In four days, we logged over 35 miles of trail. At about mile six, I noticed something interesting. When we trekked into those areas most isolated by majestic canyon walls and heavy forest, although the beauty was certainly apparent, these stretches seemed to go on forever. We constantly referred to GPS and trial markings to understand where we were in relation to our pre-determined end point. Other than occasional guesses based on levels of fatigue, it was often difficult to gauge how much trail we had actually covered, as the dense woods masked our sense of distance.
We soon sensed that this lack of positioning was impacting our attitudes toward the hike. Rather than be mesmerized by the nature surrounding us, we instead seemed to be obsessed with understanding how far we had gone, as well as the distance ahead of us. We found ourselves making frequent GPS and map check-ins.
Although our GPS behavior bordered on obsessive-compulsive, we found that it provided us with relief—and renewed energy—when we knew where we stood in relation to where we had been and what remained ahead. When we could see our progress, even though it may not be much, we were excited to continue our journey. When progress was questionable, our packs appeared to double in weight. However, once that calibration had been made, we were good for another half-mile stretch.
As if to further solidify this point, several of the boys commented on the fact that when we were able to clearly see the trail below and above us, we progressed much more rapidly. I believe this more rapid progression to be fact rather than fiction but, even if not, my perception was also that being able to visually note our progress at all times provided that boost we needed on a difficult hike.
Employee Engagement surveys conducted by DecisionWise typically contain the question:
Most days, I feel like I am making progress on important work projects or initiatives.
We find a clear correlation between this question and overall levels of engagement. This relationship (a clear view of progress and motivation) is explained in depth in the book “The Progress Principle,” written by Teresa Amabile and Steven Kramer. As they discuss the impact of discovering progress, they cite the following example from the book “Work Design:”
“If a programmer labors to create some tricky new code and then runs the program through a series of tests, that debugging process gives her immediate and complete knowledge about how much progress she has made on that job. If she sees that there are just a few glitches, her motivation will surge, as will her joy and her positive perceptions. But if the testing is decoupled from the programming task, if it is done by someone else, that programmer cannot enjoy an immediate uptick… The key, then, is to design each job so that, in the act of carrying out the work, people gain knowledge about the results of their effort.”

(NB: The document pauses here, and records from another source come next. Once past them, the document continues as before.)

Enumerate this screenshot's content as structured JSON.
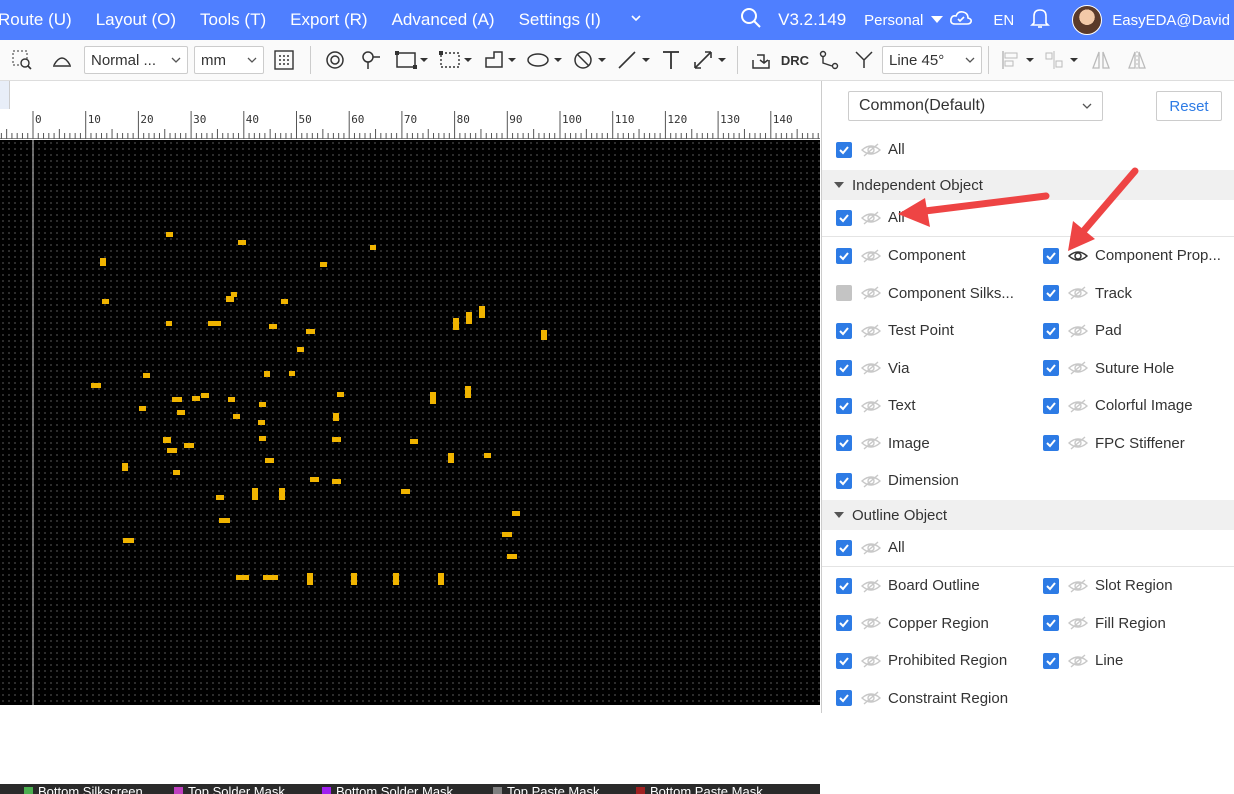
{
  "menu": {
    "items": [
      "Route (U)",
      "Layout (O)",
      "Tools (T)",
      "Export (R)",
      "Advanced (A)",
      "Settings (I)"
    ],
    "version": "V3.2.149",
    "plan": "Personal",
    "language": "EN",
    "user": "EasyEDA@David"
  },
  "toolbar": {
    "mode_select": "Normal ...",
    "unit_select": "mm",
    "drc_label": "DRC",
    "route_angle_select": "Line 45°"
  },
  "ruler": {
    "ticks": [
      "0",
      "10",
      "20",
      "30",
      "40",
      "50",
      "60",
      "70",
      "80",
      "90",
      "100",
      "110",
      "120",
      "130",
      "140"
    ]
  },
  "layers": [
    {
      "name": "Bottom Silkscreen",
      "color": "#4caf50"
    },
    {
      "name": "Top Solder Mask",
      "color": "#c040c0"
    },
    {
      "name": "Bottom Solder Mask",
      "color": "#a020f0"
    },
    {
      "name": "Top Paste Mask",
      "color": "#808080"
    },
    {
      "name": "Bottom Paste Mask",
      "color": "#a02020"
    }
  ],
  "panel": {
    "preset": "Common(Default)",
    "reset_label": "Reset",
    "all_label": "All",
    "independent_title": "Independent Object",
    "independent_all": "All",
    "independent_items": [
      {
        "label": "Component",
        "checked": true,
        "visible": false
      },
      {
        "label": "Component Prop...",
        "checked": true,
        "visible": true
      },
      {
        "label": "Component Silks...",
        "checked": false,
        "visible": false
      },
      {
        "label": "Track",
        "checked": true,
        "visible": false
      },
      {
        "label": "Test Point",
        "checked": true,
        "visible": false
      },
      {
        "label": "Pad",
        "checked": true,
        "visible": false
      },
      {
        "label": "Via",
        "checked": true,
        "visible": false
      },
      {
        "label": "Suture Hole",
        "checked": true,
        "visible": false
      },
      {
        "label": "Text",
        "checked": true,
        "visible": false
      },
      {
        "label": "Colorful Image",
        "checked": true,
        "visible": false
      },
      {
        "label": "Image",
        "checked": true,
        "visible": false
      },
      {
        "label": "FPC Stiffener",
        "checked": true,
        "visible": false
      },
      {
        "label": "Dimension",
        "checked": true,
        "visible": false
      }
    ],
    "outline_title": "Outline Object",
    "outline_all": "All",
    "outline_items": [
      {
        "label": "Board Outline",
        "checked": true
      },
      {
        "label": "Slot Region",
        "checked": true
      },
      {
        "label": "Copper Region",
        "checked": true
      },
      {
        "label": "Fill Region",
        "checked": true
      },
      {
        "label": "Prohibited Region",
        "checked": true
      },
      {
        "label": "Line",
        "checked": true
      },
      {
        "label": "Constraint Region",
        "checked": true
      }
    ]
  },
  "colors": {
    "menubar": "#4f7fff",
    "checkbox": "#2d7be5",
    "component_marks": "#f0b400",
    "annotation_arrow": "#ee4444"
  }
}
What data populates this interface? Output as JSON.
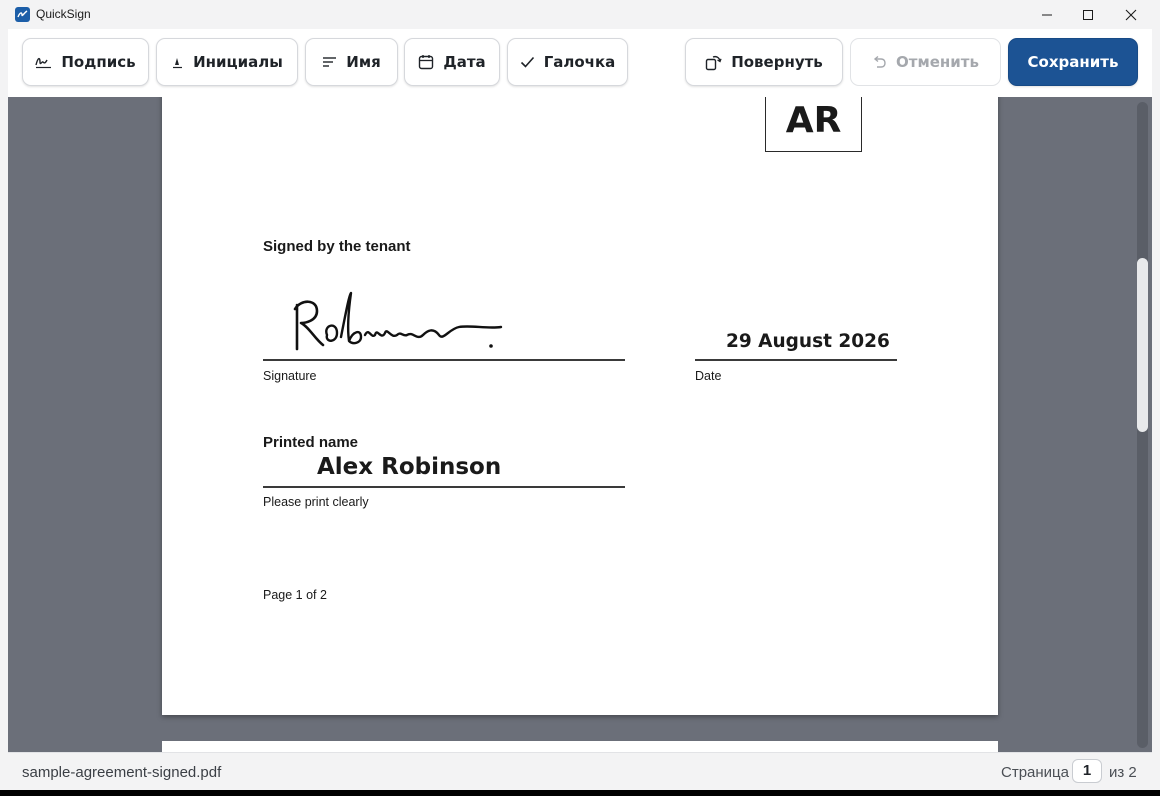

Whether developing code, picking oranges, conducting training, treating patients, or hiking “Angels Landing” in Zion National Park, much of the source of our internal motivation comes from our ability to see progress.
Struggling with engaging a workforce? Help them see progress.